Good news, we’re doomed, says New York Times columnist Thomas Friedman in Wednesday’s "The Earth Is Full." (Has the globe-trotting Friedman never been to Texas?) But we can still save ourselves eventually, as long as we realize that "the consumer-driven growth model is broken and we have to move to a more happiness-driven growth model, based on people working less and owning less." But does that "own less" solution include the privileged columnist as well?
You really do have to wonder whether a few years from now we’ll look back at the first decade of the 21st century -- when food prices spiked, energy prices soared, world population surged, tornados plowed through cities, floods and droughts set records, populations were displaced and governments were threatened by the confluence of it all -- and ask ourselves: What were we thinking? How did we not panic when the evidence was so obvious that we’d crossed some growth/climate/natural resource/population redlines all at once?
"The only answer can be denial," argues Paul Gilding, the veteran Australian environmentalist-entrepreneur, who described this moment in a new book called "The Great Disruption: Why the Climate Crisis Will Bring On the End of Shopping and the Birth of a New World." "When you are surrounded by something so big that requires you to change everything about the way you think and see the world, then denial is the natural response. But the longer we wait, the bigger the response required.

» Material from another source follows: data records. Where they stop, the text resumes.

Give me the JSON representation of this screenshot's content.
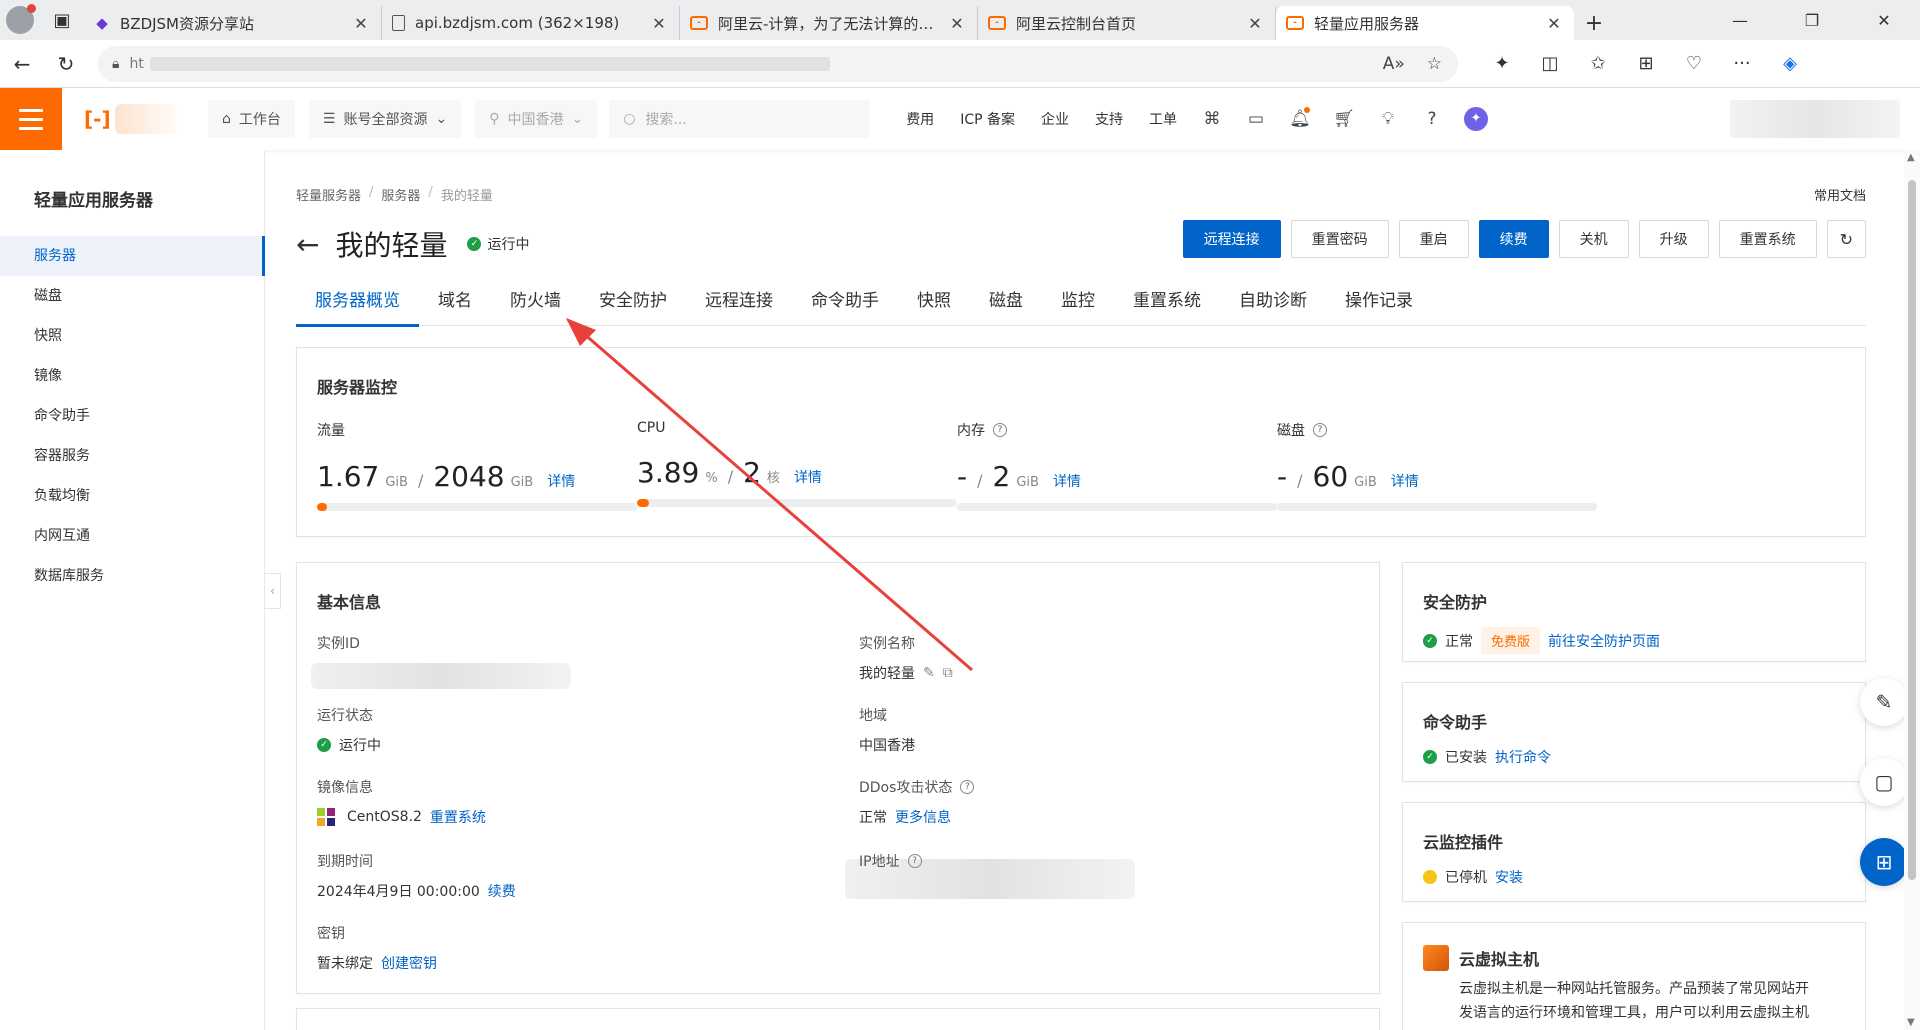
{
  "browser": {
    "tabs": [
      {
        "title": "BZDJSM资源分享站",
        "icon": "bzdjsm-favicon"
      },
      {
        "title": "api.bzdjsm.com (362×198)",
        "icon": "document-favicon"
      },
      {
        "title": "阿里云-计算，为了无法计算的价值",
        "icon": "aliyun-favicon"
      },
      {
        "title": "阿里云控制台首页",
        "icon": "aliyun-favicon"
      },
      {
        "title": "轻量应用服务器",
        "icon": "aliyun-favicon",
        "active": true
      }
    ],
    "url": "ht"
  },
  "header": {
    "workbench": "工作台",
    "resources": "账号全部资源",
    "region": "中国香港",
    "search_placeholder": "搜索...",
    "links": [
      "费用",
      "ICP 备案",
      "企业",
      "支持",
      "工单"
    ]
  },
  "sidebar": {
    "title": "轻量应用服务器",
    "items": [
      "服务器",
      "磁盘",
      "快照",
      "镜像",
      "命令助手",
      "容器服务",
      "负载均衡",
      "内网互通",
      "数据库服务"
    ]
  },
  "breadcrumb": [
    "轻量服务器",
    "服务器",
    "我的轻量"
  ],
  "doc_link": "常用文档",
  "page": {
    "title": "我的轻量",
    "status": "运行中"
  },
  "actions": [
    "远程连接",
    "重置密码",
    "重启",
    "续费",
    "关机",
    "升级",
    "重置系统"
  ],
  "tabs": [
    "服务器概览",
    "域名",
    "防火墙",
    "安全防护",
    "远程连接",
    "命令助手",
    "快照",
    "磁盘",
    "监控",
    "重置系统",
    "自助诊断",
    "操作记录"
  ],
  "monitor": {
    "title": "服务器监控",
    "detail": "详情",
    "traffic": {
      "label": "流量",
      "used": "1.67",
      "unit": "GiB",
      "total": "2048",
      "total_unit": "GiB",
      "fraction": 0.0008
    },
    "cpu": {
      "label": "CPU",
      "used": "3.89",
      "unit": "%",
      "total": "2",
      "total_unit": "核",
      "fraction": 0.0389
    },
    "memory": {
      "label": "内存",
      "used": "-",
      "total": "2",
      "total_unit": "GiB",
      "fraction": 0
    },
    "disk": {
      "label": "磁盘",
      "used": "-",
      "total": "60",
      "total_unit": "GiB",
      "fraction": 0
    }
  },
  "basic": {
    "title": "基本信息",
    "instance_id_label": "实例ID",
    "instance_name_label": "实例名称",
    "instance_name": "我的轻量",
    "run_status_label": "运行状态",
    "run_status": "运行中",
    "region_label": "地域",
    "region": "中国香港",
    "image_label": "镜像信息",
    "image": "CentOS8.2",
    "image_link": "重置系统",
    "ddos_label": "DDos攻击状态",
    "ddos": "正常",
    "ddos_link": "更多信息",
    "expire_label": "到期时间",
    "expire": "2024年4月9日 00:00:00",
    "expire_link": "续费",
    "ip_label": "IP地址",
    "key_label": "密钥",
    "key": "暂未绑定",
    "key_link": "创建密钥"
  },
  "security": {
    "title": "安全防护",
    "status": "正常",
    "tag": "免费版",
    "link": "前往安全防护页面"
  },
  "command": {
    "title": "命令助手",
    "status": "已安装",
    "link": "执行命令"
  },
  "cloudmon": {
    "title": "云监控插件",
    "status": "已停机",
    "link": "安装"
  },
  "vhost": {
    "title": "云虚拟主机",
    "line1": "云虚拟主机是一种网站托管服务。产品预装了常见网站开",
    "line2": "发语言的运行环境和管理工具，用户可以利用云虚拟主机"
  },
  "colors": {
    "accent": "#0064c8",
    "brand": "#ff6a00",
    "ok": "#1e9e46",
    "arrow": "#e8413c"
  }
}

But fear not, Friedman argued, a crisis is coming that will make action inevitable.
We will not change systems, though, without a crisis. But don’t worry, we’re getting there.
We’re currently caught in two loops: One is that more population growth and more global warming together are pushing up food prices; rising food prices cause political instability in the Middle East, which leads to higher oil prices, which leads to higher food prices, which leads to more instability. At the same time, improved productivity means fewer people are needed in every factory to produce more stuff. So if we want to have more jobs, we need more factories. More factories making more stuff make more global warming, and that is where the two loops meet.

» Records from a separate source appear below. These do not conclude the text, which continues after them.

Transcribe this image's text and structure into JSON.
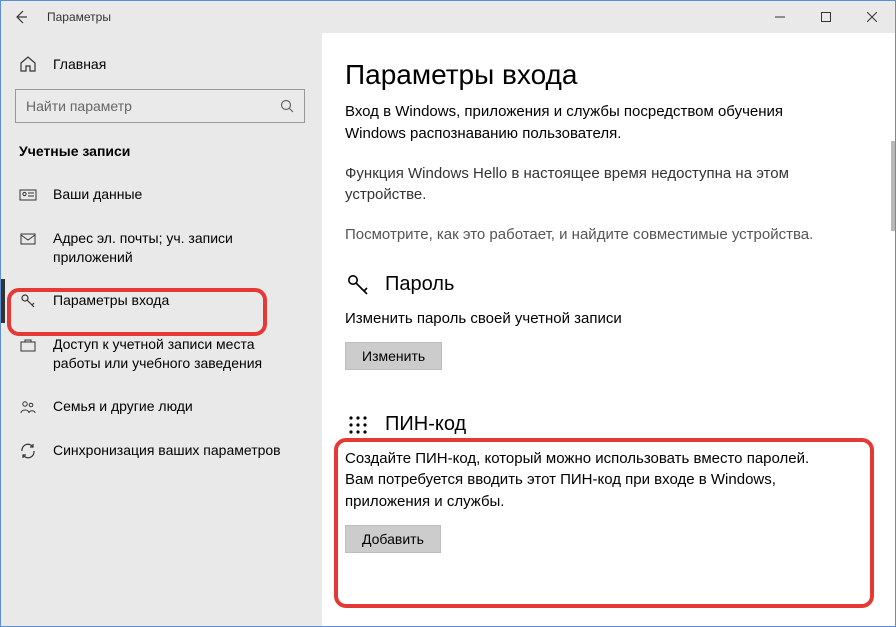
{
  "window": {
    "title": "Параметры"
  },
  "sidebar": {
    "home_label": "Главная",
    "search_placeholder": "Найти параметр",
    "section_label": "Учетные записи",
    "items": [
      {
        "label": "Ваши данные"
      },
      {
        "label": "Адрес эл. почты; уч. записи приложений"
      },
      {
        "label": "Параметры входа"
      },
      {
        "label": "Доступ к учетной записи места работы или учебного заведения"
      },
      {
        "label": "Семья и другие люди"
      },
      {
        "label": "Синхронизация ваших параметров"
      }
    ]
  },
  "content": {
    "title": "Параметры входа",
    "intro": "Вход в Windows, приложения и службы посредством обучения Windows распознаванию пользователя.",
    "hello_unavailable": "Функция Windows Hello в настоящее время недоступна на этом устройстве.",
    "learn_link": "Посмотрите, как это работает, и найдите совместимые устройства.",
    "password": {
      "title": "Пароль",
      "desc": "Изменить пароль своей учетной записи",
      "button": "Изменить"
    },
    "pin": {
      "title": "ПИН-код",
      "desc": "Создайте ПИН-код, который можно использовать вместо паролей. Вам потребуется вводить этот ПИН-код при входе в Windows, приложения и службы.",
      "button": "Добавить"
    }
  }
}
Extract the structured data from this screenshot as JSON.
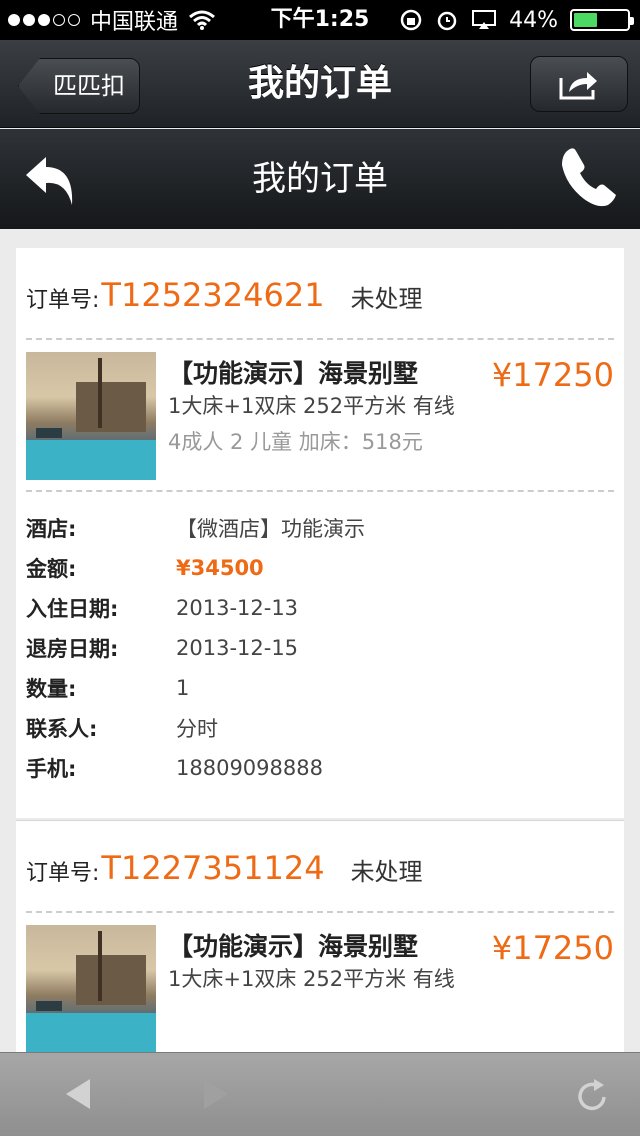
{
  "status_bar": {
    "carrier": "中国联通",
    "time": "下午1:25",
    "battery_percent": "44%",
    "battery_level": 0.44
  },
  "navbar": {
    "back_label": "匹匹扣",
    "title": "我的订单"
  },
  "subnav": {
    "title": "我的订单"
  },
  "orders": [
    {
      "order_label": "订单号:",
      "order_no": "T1252324621",
      "status": "未处理",
      "item": {
        "name": "【功能演示】海景别墅",
        "room_info": "1大床+1双床 252平方米 有线",
        "guests": "4成人 2 儿童  加床：518元",
        "price": "¥17250"
      },
      "details": [
        {
          "key": "酒店:",
          "value": "【微酒店】功能演示"
        },
        {
          "key": "金额:",
          "value": "¥34500"
        },
        {
          "key": "入住日期:",
          "value": "2013-12-13"
        },
        {
          "key": "退房日期:",
          "value": "2013-12-15"
        },
        {
          "key": "数量:",
          "value": "1"
        },
        {
          "key": "联系人:",
          "value": "分时"
        },
        {
          "key": "手机:",
          "value": "18809098888"
        }
      ]
    },
    {
      "order_label": "订单号:",
      "order_no": "T1227351124",
      "status": "未处理",
      "item": {
        "name": "【功能演示】海景别墅",
        "room_info": "1大床+1双床 252平方米 有线",
        "price": "¥17250"
      }
    }
  ],
  "colors": {
    "accent": "#ee6a15",
    "battery": "#4cd964"
  },
  "icons": [
    "wifi-icon",
    "lock-rotation-icon",
    "alarm-icon",
    "airplay-icon",
    "share-icon",
    "back-arrow-icon",
    "phone-icon",
    "back-icon",
    "forward-icon",
    "refresh-icon"
  ]
}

Friedman wrote a book on climate change called "Hot, Flat and Crowded," and penned this piece of paranoia in an October 2009 column: "...we never know when the next emitted carbon molecule will tip over some ecosystem and trigger a nonlinear climate event -- like melting the Siberian tundra and releasing all of its methane, or drying up the Amazon or melting all the sea ice in the North Pole in summer."
Friedman forwarded Gilding’s anti-capitalistic idea, dressed in green:

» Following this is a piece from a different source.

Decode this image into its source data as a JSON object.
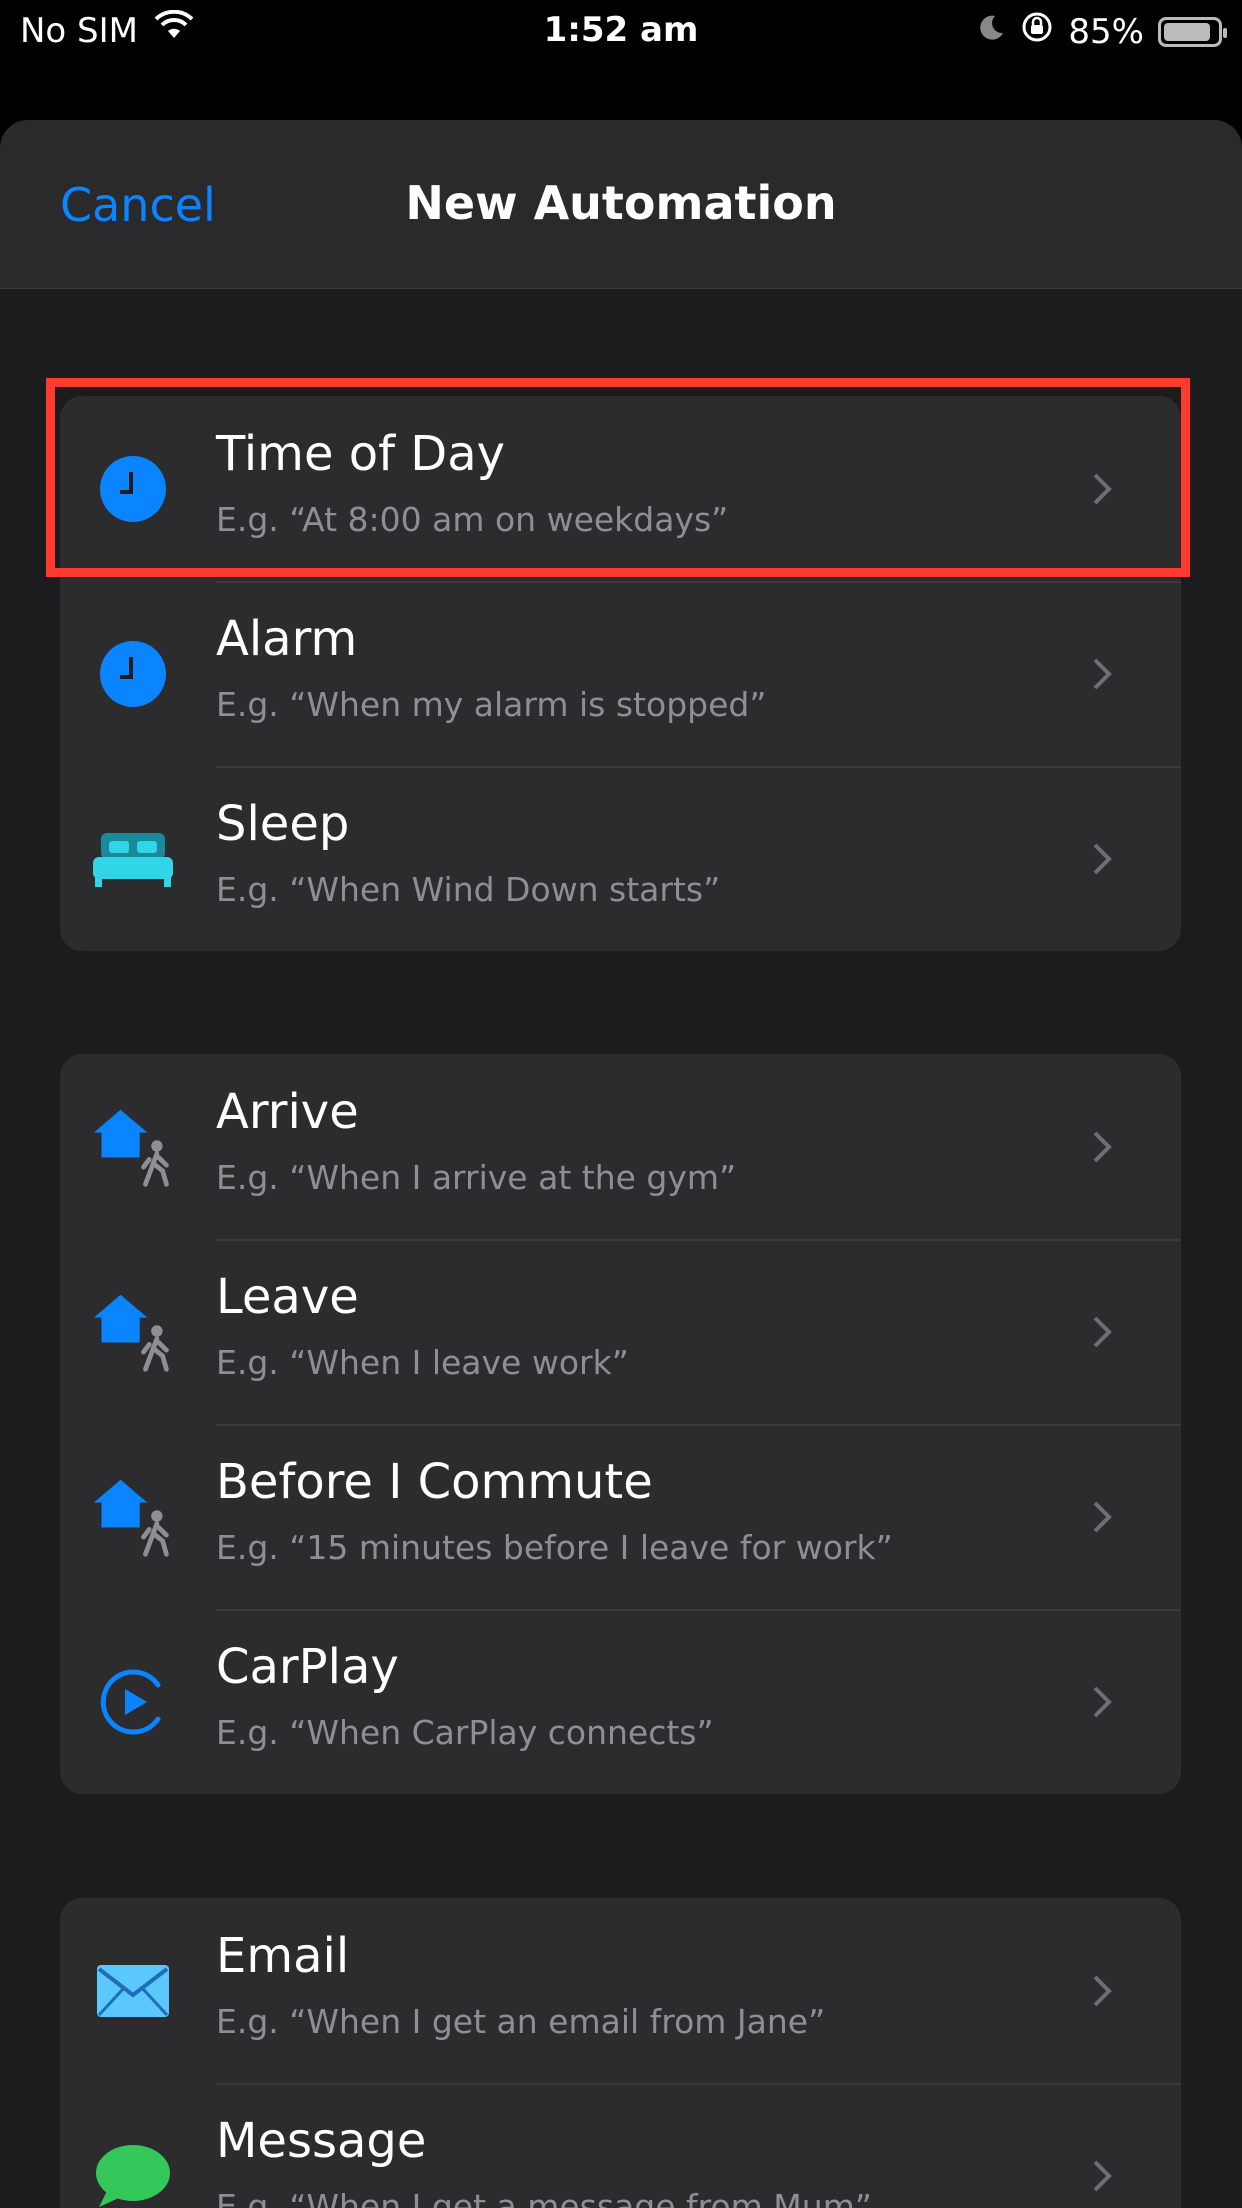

We will realize, he predicts, that the consumer-driven growth model is broken and we have to move to a more happiness-driven growth model, based on people working less and owning less.
"How many people," Gilding asks, "lie on their death bed and say, ‘I wish I had worked harder or built more shareholder value,’ and how many say, ‘I wish I had gone to more ballgames, read more books to my kids, taken more walks?’ To do that, you need a growth model based on giving people more time to enjoy life, but with less stuff."
Friedman's call to "own less" would be more palatable if he wasn't throwing his self-righteous stones from his own palatial residence. The July 2006 Washingtonian magazine called it "a palatial 11,400-square-foot house, now valued at $9.3 million, on a 7.5-acre parcel just blocks from I-495 and Bethesda Country Club."